Speaking about his journey of transforming his agency, Threepipe, Jim Hawker talked about trusting your gut when it comes to evolving your agency model, saying that a lot of the changes he has implemented have just felt right to do at the time. The journey that Jim has embarked on was centred around merging and creating products which allowed the agency to change quickly without absorbing a lot of risk.
Jim has wholeheartedly adopted the ‘shapeshifting’ approach saying “we have been really flexible and have adapted a “f*ck it” mentality. We go out and try something and try to make it work. It is doesn’t, then it doesn’t,” he said.
This approach doesn’t come without it’s challenges with Jim saying that for many years he felt that the agency was moving too quickly for clients which frightened some clients off. But a lot has changed over the last couple of years and clients are now much more open to change and to working together to uncover new ways of working.
Change through the eyes of procurement
A question from the audience shone the light on procurement, particularly around procurement attitudes towards new client-agency models. Our panel agreed that with so many agencies still pricing on time, as an industry, we’re not helping ourselves. However, there is change that needs to happen on the client-side as well, with many big brands still conducting unnecessarily complicated, expensive, often procurement-led, pitch processes.

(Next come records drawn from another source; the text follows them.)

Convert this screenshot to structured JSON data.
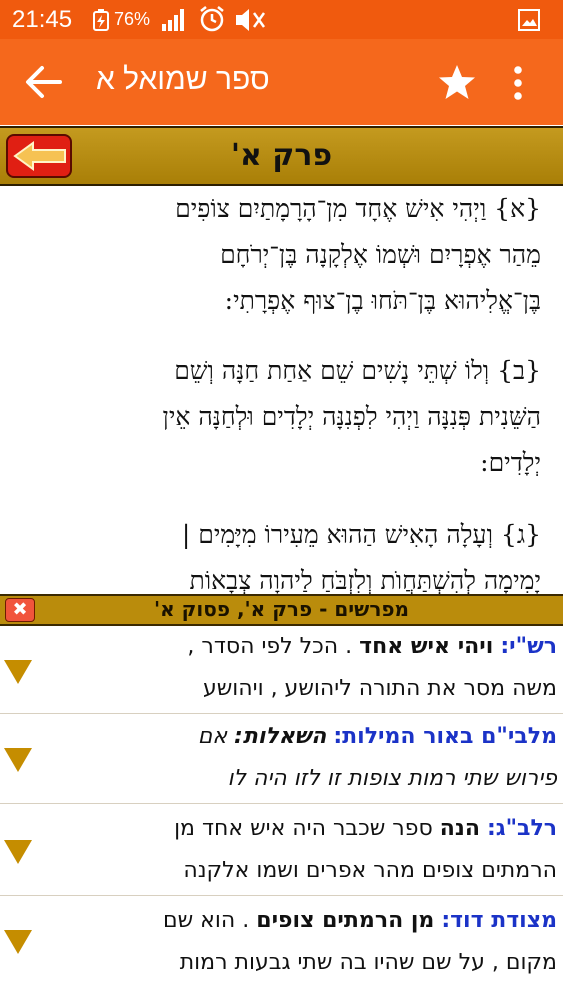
{
  "status_bar": {
    "time": "21:45",
    "battery": "76%"
  },
  "app_bar": {
    "title": "ספר שמואל א"
  },
  "chapter_bar": {
    "title": "פרק א'"
  },
  "verses": [
    {
      "lines": [
        "{א} וַיְהִי אִישׁ אֶחָד מִן־הָרָמָתַיִם צוֹפִים",
        "מֵהַר אֶפְרָיִם וּשְׁמוֹ אֶלְקָנָה בֶּן־יְרֹחָם",
        "בֶּן־אֱלִיהוּא בֶּן־תֹּחוּ בֶן־צוּף אֶפְרָתִי:"
      ]
    },
    {
      "lines": [
        "{ב} וְלוֹ שְׁתֵּי נָשִׁים שֵׁם אַחַת חַנָּה וְשֵׁם",
        "הַשֵּׁנִית פְּנִנָּה וַיְהִי לִפְנִנָּה יְלָדִים וּלְחַנָּה אֵין",
        "יְלָדִים:"
      ]
    },
    {
      "lines": [
        "{ג} וְעָלָה הָאִישׁ הַהוּא מֵעִירוֹ מִיָּמִים |",
        "יָמִימָה לְהִשְׁתַּחֲוֺת וְלִזְבֹּחַ לַיהוָה צְבָאוֹת"
      ]
    }
  ],
  "commentary_bar": {
    "title": "מפרשים - פרק א', פסוק א'"
  },
  "commentaries": [
    {
      "author": "רש\"י:",
      "headword": "ויהי איש אחד",
      "line1_rest": ". הכל לפי הסדר ,",
      "line2": "משה מסר את התורה ליהושע , ויהושע"
    },
    {
      "author": "מלבי\"ם באור המילות:",
      "headword": "השאלות:",
      "line1_rest": "אם",
      "line2": "פירוש שתי רמות צופות זו לזו היה לו"
    },
    {
      "author": "רלב\"ג:",
      "headword": "הנה",
      "line1_rest": "ספר שכבר היה איש אחד מן",
      "line2": "הרמתים צופים מהר אפרים ושמו אלקנה"
    },
    {
      "author": "מצודת דוד:",
      "headword": "מן הרמתים צופים",
      "line1_rest": ". הוא שם",
      "line2": "מקום , על שם שהיו בה שתי גבעות רמות"
    }
  ]
}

Tina spoke about how clients can be risk-averse to testing new remuneration models such as equity share. Although with so many different models available, Tina recommends that agencies thoroughly research different models and familiarise themselves with the IPA guide on remuneration models so that they can flex and present options to find the sweet-spot with clients. One-size will not fit all.
All of our panellists agreed that in such an over-supplied market, it can be hard for agencies to balance the cost of talent and delivery while remaining competitive on price. One way forward is to ensure you have the marketing team, procurement and yourselves in one room to work together to build and structure a commercial proposition that works for everyone.
We ended the conversation with some words of wisdom from Tina, saying that agencies should be brave enough to say no. The only way we will make progress as an industry is by forcing innovation and creativity in this area.
Quick wins for change
While there’s no secret weapon, our panel shared some tips to help bringing about change:
Change the conversation, change the game – If you find yourself consistently re-pitching for existing clients, add up the true cost to pitch to you and take this to them to talk about a new commercial proposition. As an alternative, you could co-invest that budget you would have spent pitching with the client matching it and use this fund to invest in innovation, testing new concepts and growing together.
Become a master of change – There is a real opportunity for nimble agencies to adapt new pricing models based around productisation. Some agencies are guilty of not being on suitable models for their services, look at tech and consultancy models for inspiration and try to find the right fit. Different rules apply outside of the agency world – take inspiration to adapt.
Don’t get stuck mourning the loss of retainers – Caroline Johnson spoke about the shift from retained work to more project-based work and highlighted how this is in-fact a positive move – “Projects are actually better than retainers, retainers are all you can eat,” she said.
You have to find a way to monetise your strategic talent – Invest in commercial, creative and strategic people and seek help from experts outside of the industry to help you navigate this change.
It’s time to call out the crazy – The biggest thing all agencies can do is to back themselves and their models and learn when and how to say ‘no’.